“When using photographic hides, it is particularly important not to leave the hide unattended or to visit it so frequently as to leave a clear trail to and from the nest. This may provoke the parents into abandoning the nest or enable predators to find the breeding site.
“When and where to place a hide often depends on the subject. They are much like humans. Some will permit closer approach than others. Patiently watching your subject as it approaches and leaves the nest, and its reaction to your presence, will help you decide where and how close to place your hide.
“As a general rule, it is always better to place the hide as far away as possible from the nest to begin with, then move it closer little by little over a few days. Or even use a long lens. This has an advantage – a noisy shutter will not startle them too much.
“Knowing exactly when to put up the hide is also important – get it up too early in the breeding cycle and the birds will readily desert the nests and eggs. They are less likely to do so once the young ones have hatched out.
“Once the hide is in place, the birds should be given time to accept it before the hide is moved any closer. It is best to move the hide late in the afternoon to give them time to accept it and get back to the nest before nightfall.
“It would also be wise to keep an eye on the weather. Going in and out of the hide during bad weather may frighten the parents off the nest and expose the young ones to the weather.
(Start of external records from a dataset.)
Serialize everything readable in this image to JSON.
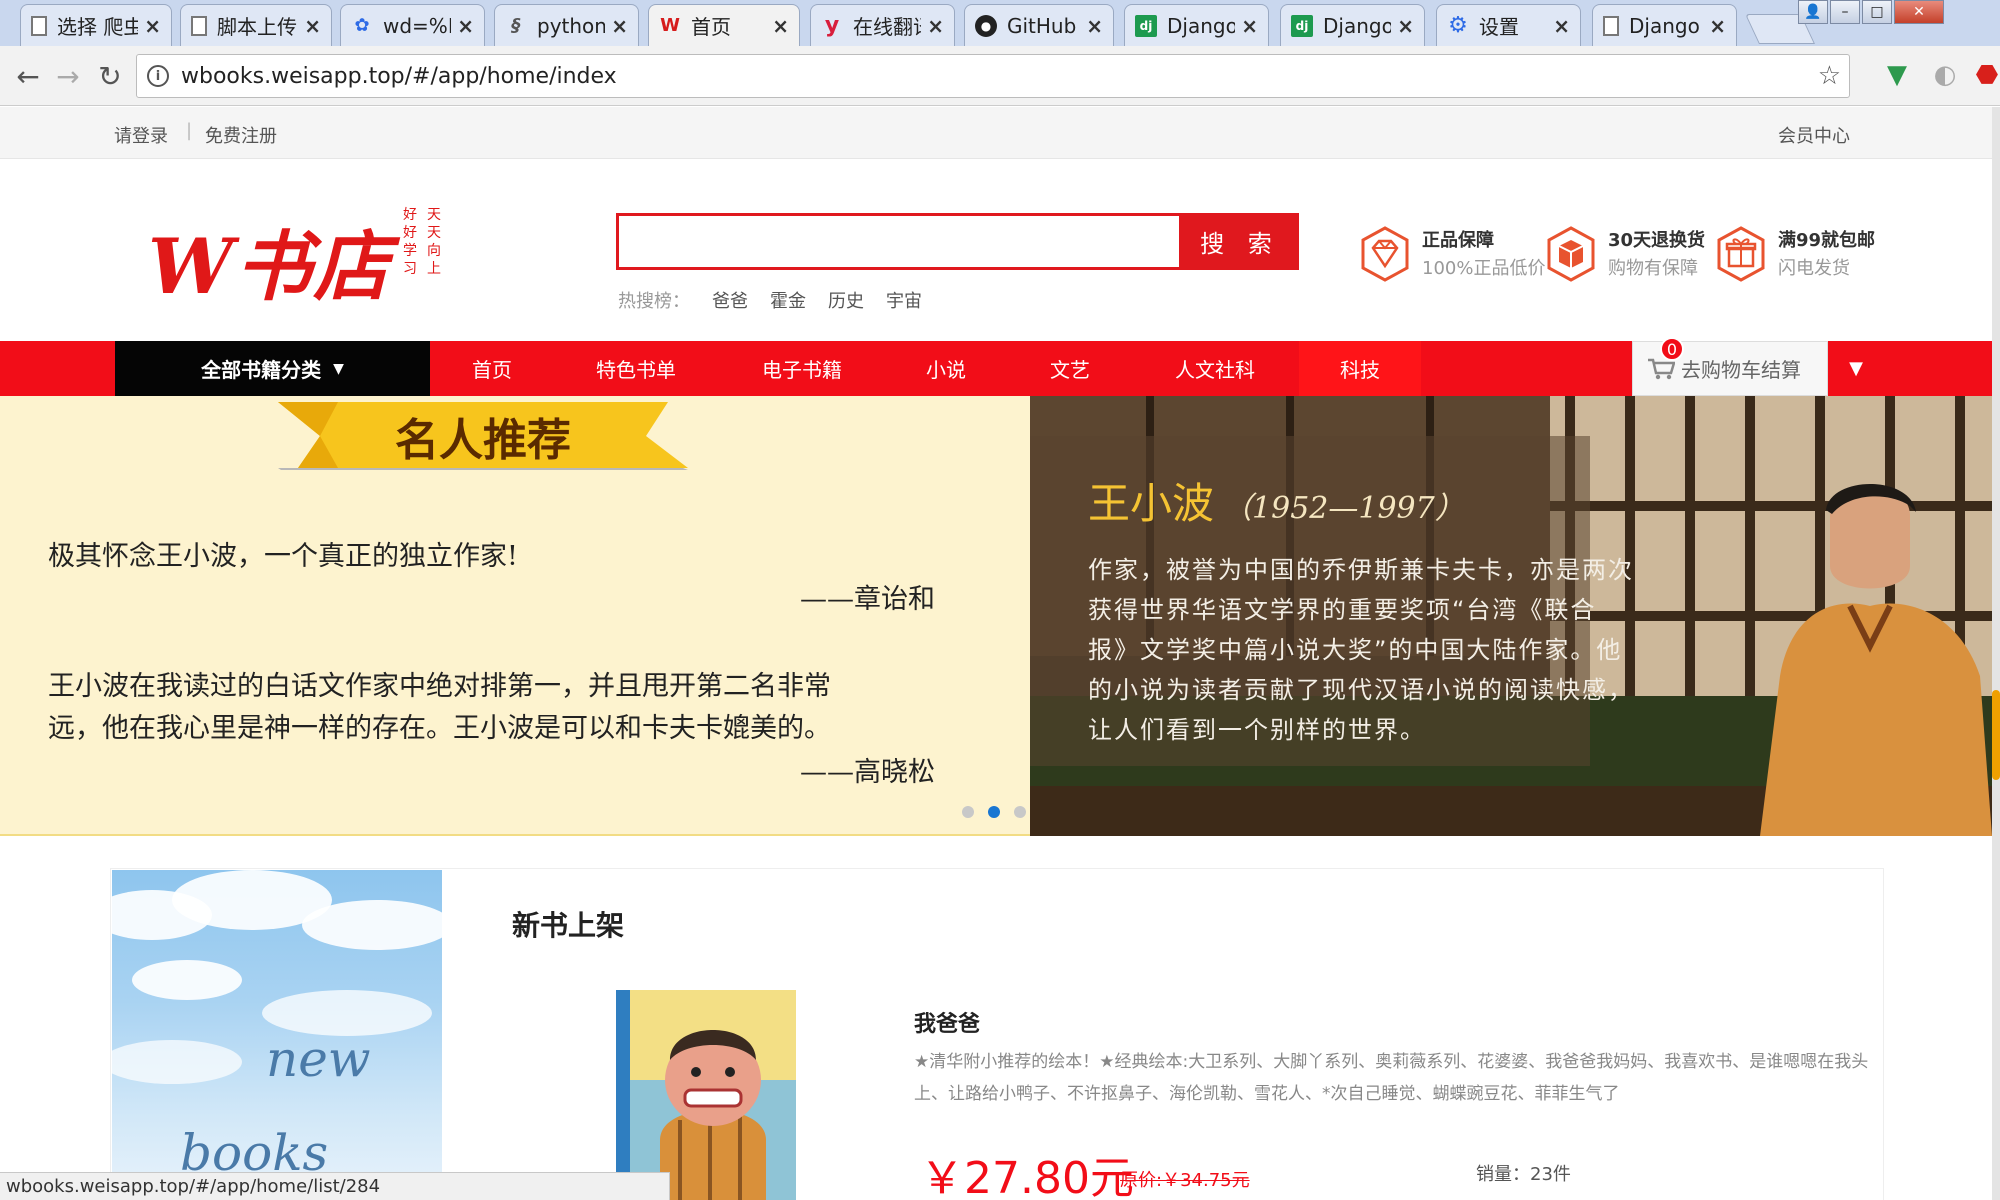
{
  "browser": {
    "tabs": [
      {
        "title": "选择 爬虫",
        "icon": "document-icon"
      },
      {
        "title": "脚本上传",
        "icon": "document-icon"
      },
      {
        "title": "wd=%E",
        "icon": "baidu-paw-icon"
      },
      {
        "title": "python",
        "icon": "python-icon"
      },
      {
        "title": "首页",
        "icon": "weisapp-w-icon",
        "active": true
      },
      {
        "title": "在线翻译",
        "icon": "youdao-y-icon"
      },
      {
        "title": "GitHub",
        "icon": "github-icon"
      },
      {
        "title": "Django",
        "icon": "django-icon"
      },
      {
        "title": "Django",
        "icon": "django-icon"
      },
      {
        "title": "设置",
        "icon": "gear-icon"
      },
      {
        "title": "Django",
        "icon": "document-icon"
      }
    ],
    "url": "wbooks.weisapp.top/#/app/home/index",
    "status_url": "wbooks.weisapp.top/#/app/home/list/284",
    "accent": "#c9d7ee"
  },
  "site_top": {
    "login": "请登录",
    "separator": "|",
    "register": "免费注册",
    "member_center": "会员中心"
  },
  "header": {
    "logo": "W书店",
    "slogan_col1": "好好学习",
    "slogan_col2": "天天向上",
    "search_button": "搜 索",
    "search_value": "",
    "hot_label": "热搜榜：",
    "hot_words": [
      "爸爸",
      "霍金",
      "历史",
      "宇宙"
    ],
    "promos": [
      {
        "title": "正品保障",
        "subtitle": "100%正品低价",
        "icon": "diamond-icon"
      },
      {
        "title": "30天退换货",
        "subtitle": "购物有保障",
        "icon": "box-icon"
      },
      {
        "title": "满99就包邮",
        "subtitle": "闪电发货",
        "icon": "gift-icon"
      }
    ],
    "brand_color": "#e0181e"
  },
  "nav": {
    "all_categories": "全部书籍分类",
    "items": [
      "首页",
      "特色书单",
      "电子书籍",
      "小说",
      "文艺",
      "人文社科",
      "科技"
    ],
    "cart_label": "去购物车结算",
    "cart_count": "0"
  },
  "banner": {
    "ribbon": "名人推荐",
    "quote1": "极其怀念王小波，一个真正的独立作家!",
    "attrib1": "——章诒和",
    "quote2_line1": "王小波在我读过的白话文作家中绝对排第一，并且甩开第二名非常",
    "quote2_line2": "远，他在我心里是神一样的存在。王小波是可以和卡夫卡媲美的。",
    "attrib2": "——高晓松",
    "bio_name": "王小波",
    "bio_years": "（1952—1997）",
    "bio_line1": "作家，被誉为中国的乔伊斯兼卡夫卡，亦是两次",
    "bio_line2": "获得世界华语文学界的重要奖项“台湾《联合",
    "bio_line3": "报》文学奖中篇小说大奖”的中国大陆作家。他",
    "bio_line4": "的小说为读者贡献了现代汉语小说的阅读快感，",
    "bio_line5": "让人们看到一个别样的世界。",
    "carousel_active": 2,
    "carousel_count": 3
  },
  "new_books": {
    "section_title": "新书上架",
    "side_word1": "new",
    "side_word2": "books",
    "book": {
      "name": "我爸爸",
      "desc": "★清华附小推荐的绘本！★经典绘本:大卫系列、大脚丫系列、奥莉薇系列、花婆婆、我爸爸我妈妈、我喜欢书、是谁嗯嗯在我头上、让路给小鸭子、不许抠鼻子、海伦凯勒、雪花人、*次自己睡觉、蝴蝶豌豆花、菲菲生气了",
      "price": "￥27.80元",
      "old_price": "原价:￥34.75元",
      "sales": "销量：23件"
    }
  }
}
“Once inside the hide, never rush your pictures. The birds will be nervous to begin with, so take your time and let the birds settle down. If they do not, or are too distressed by your presence, never hesitate to pull out. Try again the next day – or sacrifice your pictures altogether.
“Do not attempt to handle young birds in a nest. As the fledglings get older, they become extremely wary and, when frightened, are likely to “explode”, scatter every which way they can!
“Should this happen, be careful when searching for them in tall grass – you may step on them. If they are very young, and you have someone to help you, and put them back into the nest one at a time, keeping them covered until they settle down again.
“If they are almost fully grown and can fly, they may be impossible to recover. It should never have happened in the first place but it might be better at this point to cut your losses and leave the area at once. With luck, attracted by distress calls from the young ones, the parents may come back.
“Finally, never divulge the location of a breeding site to anyone else.
“I remember a situation when I was preparing to photograph a rare bird on the Ash Ranges in Surrey. The site was a secret known only to a select few. Somehow, someone blabbed, and before too long, the place was crawling with all sorts of twitchers. I lost the picture but the loss was far more serious – the bird abandoned the nest.
“Then, again, there was the Hobby’s nest at Fleet, which we had watched carefully for a long time. Before we felt the young ones were ready for our approach, someone not only climbed up to destroy the nest but also killed the young chicks.”
Images by Slim Sreedharan: Top left to right, Blue-winged Pitta, Common Kingfisher and Jumbu Fruit Dove. Bottom left to right: Fire-tufted Barbet, Blue-winged Leafbird and Purple Swamphen.